Prudential Financial Inc, the No. 2 U.S. life insurer, said it plans to sell $1.25 billion of common stock after turning down U.S. aid.
Prudential said it may use the proceeds to boost capital at its insurance subsidiary or to repay debt. It said it may also use the funds for potential strategic initiatives, but did not provide details. The bank's shares fell 1.5 percent to $39.31 in early trading on the New York Stock Exchange.
U.S. life insurers have been weakened by investment losses and higher costs on retirement products they sold that guarantee returns. But financial markets have broadly recovered since early March, which has offset some of the weakness in insurers' investment portfolios.
Morgan Stanley said last week in a note to clients, We are now beginning to see clearer signs of light at the end of the tunnel.

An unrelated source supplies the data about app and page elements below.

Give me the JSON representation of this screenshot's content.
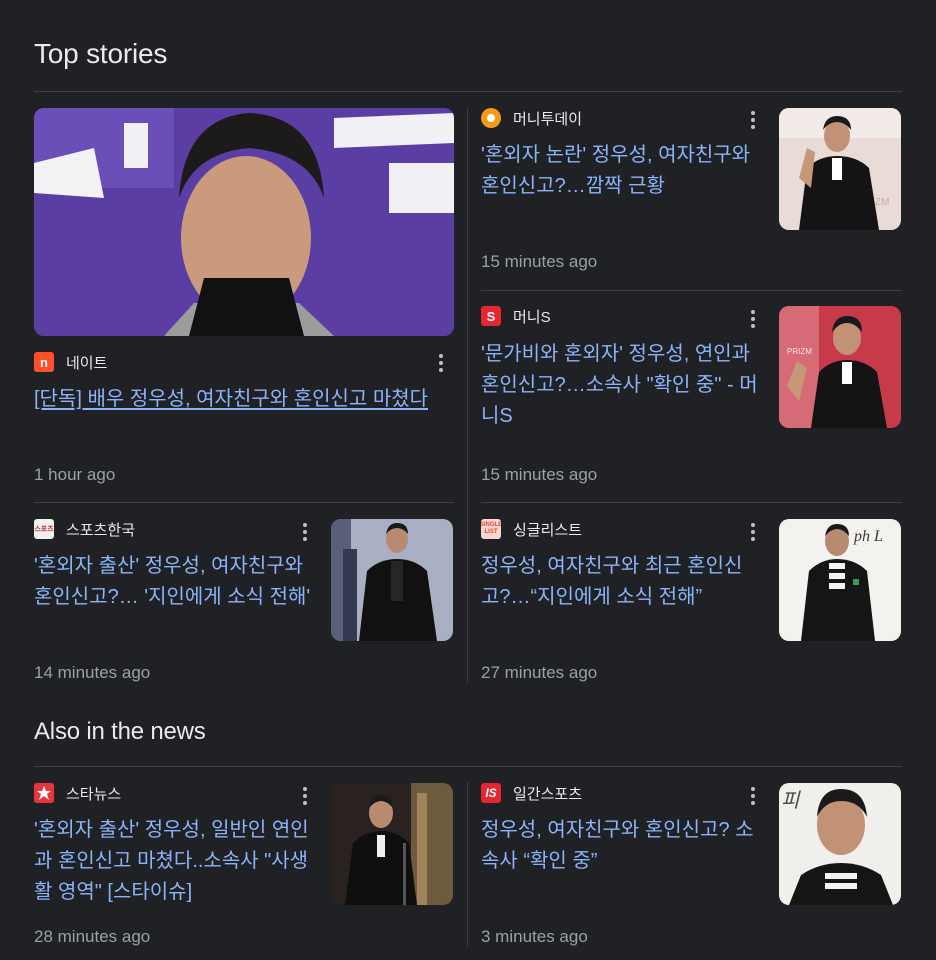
{
  "sections": {
    "top_stories_title": "Top stories",
    "also_in_news_title": "Also in the news"
  },
  "stories": [
    {
      "source": "네이트",
      "headline": "[단독] 배우 정우성, 여자친구와 혼인신고 마쳤다",
      "time": "1 hour ago",
      "logo_text": "n",
      "logo_color": "#ff4f2d"
    },
    {
      "source": "머니투데이",
      "headline": "'혼외자 논란' 정우성, 여자친구와 혼인신고?…깜짝 근황",
      "time": "15 minutes ago",
      "logo_color": "#f39a1a"
    },
    {
      "source": "머니S",
      "headline": "'문가비와 혼외자' 정우성, 연인과 혼인신고?…소속사 \"확인 중\" - 머니S",
      "time": "15 minutes ago",
      "logo_text": "S",
      "logo_color": "#e3262f"
    },
    {
      "source": "스포츠한국",
      "headline": "'혼외자 출산' 정우성, 여자친구와 혼인신고?… '지인에게 소식 전해'",
      "time": "14 minutes ago",
      "logo_text": "스포츠",
      "logo_color": "#f1f1f1"
    },
    {
      "source": "싱글리스트",
      "headline": "정우성, 여자친구와 최근 혼인신고?…“지인에게 소식 전해”",
      "time": "27 minutes ago",
      "logo_text": "SINGLE LIST",
      "logo_color": "#f8d8ce"
    },
    {
      "source": "스타뉴스",
      "headline": "'혼외자 출산' 정우성, 일반인 연인과 혼인신고 마쳤다..소속사 \"사생활 영역\" [스타이슈]",
      "time": "28 minutes ago",
      "logo_color": "#e8343a"
    },
    {
      "source": "일간스포츠",
      "headline": "정우성, 여자친구와 혼인신고? 소속사 “확인 중”",
      "time": "3 minutes ago",
      "logo_text": "IS",
      "logo_color": "#e3262f"
    }
  ],
  "thumb_overlay": {
    "main_sign": "피",
    "side_sign": "ph L",
    "prizm": "PRIZM",
    "zm": "ZM"
  }
}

Up to a dozen life insurers applied for federal funds last October and November. But since receiving preliminary approval for aid earlier this month, several companies, including Prudential and Allstate Financial (ALL.N), have turned down the government's offer. Prudential said on Monday that it will not participate in the U.S. Treasury Department's Capital Purchase Program.

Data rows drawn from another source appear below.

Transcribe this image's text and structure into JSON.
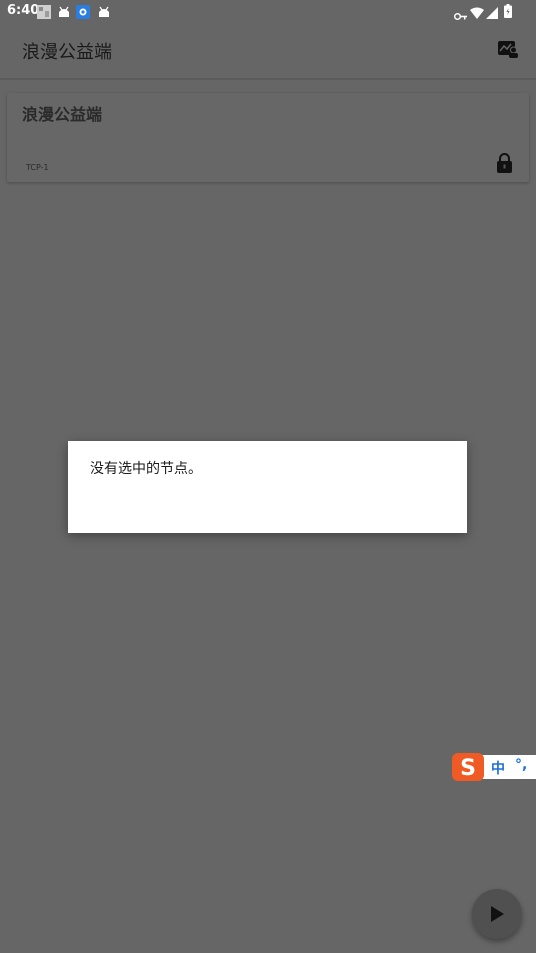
{
  "status_bar": {
    "time": "6:40",
    "notification_icons": [
      "gallery-icon",
      "android-icon",
      "app-icon",
      "android-icon"
    ],
    "right_icons": [
      "vpn-key-icon",
      "wifi-icon",
      "signal-icon",
      "battery-icon"
    ]
  },
  "app_bar": {
    "title": "浪漫公益端",
    "action_icon": "speed-test-icon"
  },
  "server_card": {
    "name": "浪漫公益端",
    "protocol": "TCP-1",
    "lock_icon": "lock-icon"
  },
  "dialog": {
    "message": "没有选中的节点。"
  },
  "ime_bar": {
    "logo": "S",
    "mode": "中",
    "punct": "°,"
  },
  "fab": {
    "icon": "play-icon"
  },
  "colors": {
    "scrim_background": "#666666",
    "dialog_background": "#ffffff",
    "ime_orange": "#f05a24",
    "ime_blue": "#1e6fd9"
  }
}
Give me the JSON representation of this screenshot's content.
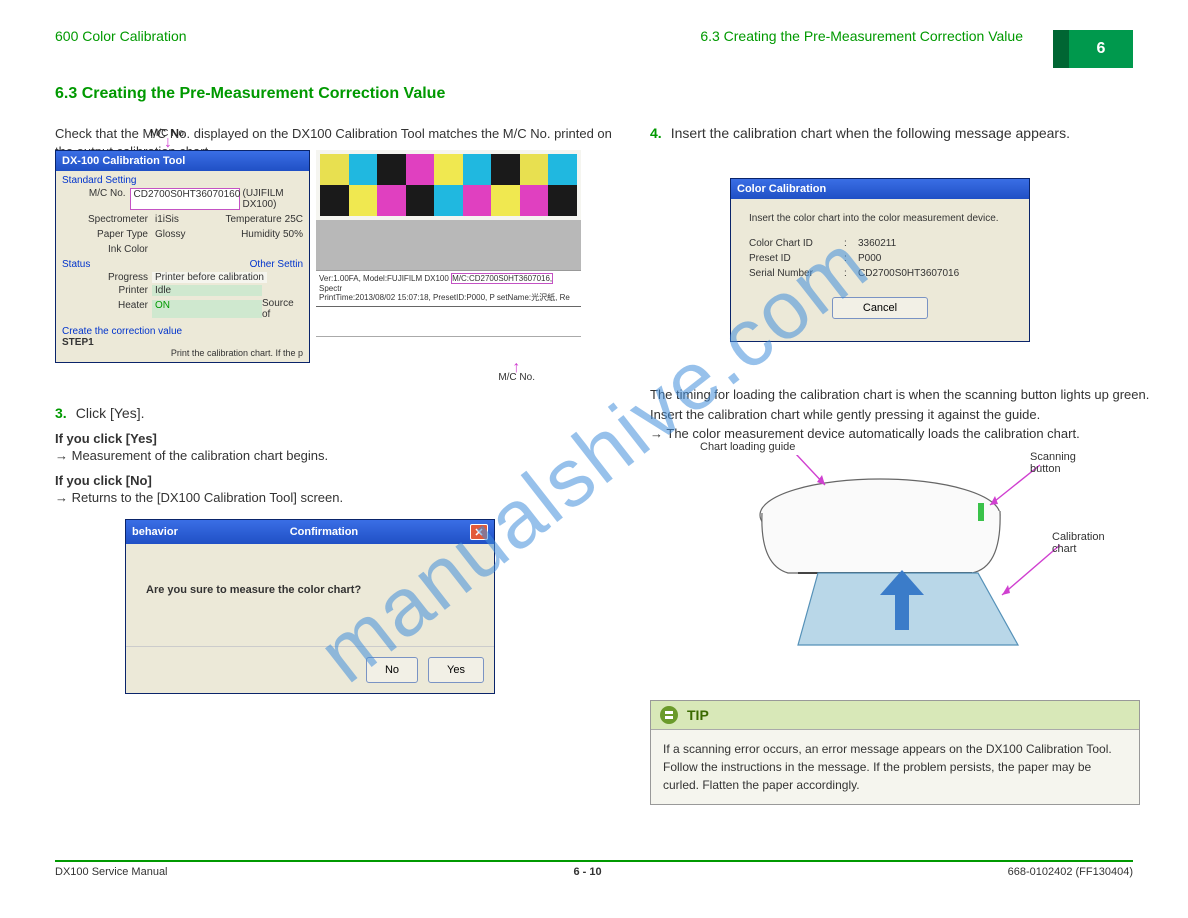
{
  "header": {
    "left": "600 Color Calibration",
    "right": "6.3 Creating the Pre-Measurement Correction Value",
    "badge": "6"
  },
  "section_title": "6.3 Creating the Pre-Measurement Correction Value",
  "left": {
    "step2_pre": "Check that the M/C No. displayed on the DX100 Calibration Tool matches the M/C No. printed on the output calibration chart.",
    "arrow_label_1": "M/C No.",
    "arrow_label_2": "M/C No.",
    "calib": {
      "title": "DX-100 Calibration Tool",
      "grp_std": "Standard Setting",
      "mcn_label": "M/C No.",
      "mcn_value": "CD2700S0HT36070160",
      "mcn_suffix": "(UJIFILM DX100)",
      "spec_label": "Spectrometer",
      "spec_value": "i1iSis",
      "temp_label": "Temperature",
      "temp_value": "25C",
      "paper_label": "Paper Type",
      "paper_value": "Glossy",
      "hum_label": "Humidity",
      "hum_value": "50%",
      "ink_label": "Ink Color",
      "grp_status": "Status",
      "grp_other": "Other Settin",
      "progress_label": "Progress",
      "progress_value": "Printer before calibration",
      "printer_label": "Printer",
      "printer_value": "Idle",
      "heater_label": "Heater",
      "heater_value": "ON",
      "source_label": "Source of",
      "grp_create": "Create the correction value",
      "step_label": "STEP1",
      "step_text": "Print the calibration chart. If the p"
    },
    "chart": {
      "line1": "Ver:1.00FA, Model:FUJIFILM DX100",
      "mc_hl": "M/C:CD2700S0HT3607016,",
      "line1_tail": "Spectr",
      "line2": "PrintTime:2013/08/02 15:07:18, PresetID:P000, P  setName:光沢紙, Re"
    },
    "step3_num": "3.",
    "step3_text": "Click [Yes].",
    "step3_note": "→ Measurement of the calibration chart begins.",
    "step_yes_title": "If you click [Yes]",
    "step_yes_text": "→ Measurement of the calibration chart begins.",
    "step_no_title": "If you click [No]",
    "step_no_text": "→ Returns to the [DX100 Calibration Tool] screen.",
    "confirm": {
      "title": "Confirmation",
      "msg": "Are you sure to measure the color chart?",
      "no": "No",
      "yes": "Yes"
    }
  },
  "right": {
    "step4_num": "4.",
    "step4_text": "Insert the calibration chart when the following message appears.",
    "cc": {
      "title": "Color Calibration",
      "msg": "Insert the color chart into the color measurement device.",
      "chart_id_label": "Color Chart ID",
      "chart_id_value": "3360211",
      "preset_label": "Preset ID",
      "preset_value": "P000",
      "serial_label": "Serial Number",
      "serial_value": "CD2700S0HT3607016",
      "cancel": "Cancel"
    },
    "step5_1": "The timing for loading the calibration chart is when the scanning button lights up green.",
    "step5_2": "Insert the calibration chart while gently pressing it against the guide.",
    "step5_3": "→ The color measurement device automatically loads the calibration chart.",
    "label_guide": "Chart loading guide",
    "label_scan": "Scanning button",
    "label_chart": "Calibration chart",
    "tip_title": "TIP",
    "tip_text": "If a scanning error occurs, an error message appears on the DX100 Calibration Tool. Follow the instructions in the message. If the problem persists, the paper may be curled. Flatten the paper accordingly."
  },
  "footer": {
    "left": "DX100 Service Manual",
    "page": "6 - 10",
    "right": "668-0102402 (FF130404)"
  }
}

Citigroup and Goldman Sachs are lead underwriters for the Prudential deal and will have a 30-day option to purchase up to an additional 15 percent of the offered amount of common stock, Prudential said.
(Reporting by Dan Wilchins in New York, additional reporting by Anurag Kotoky in Bangalore; Editing by Anil D'Silva and John Wallace)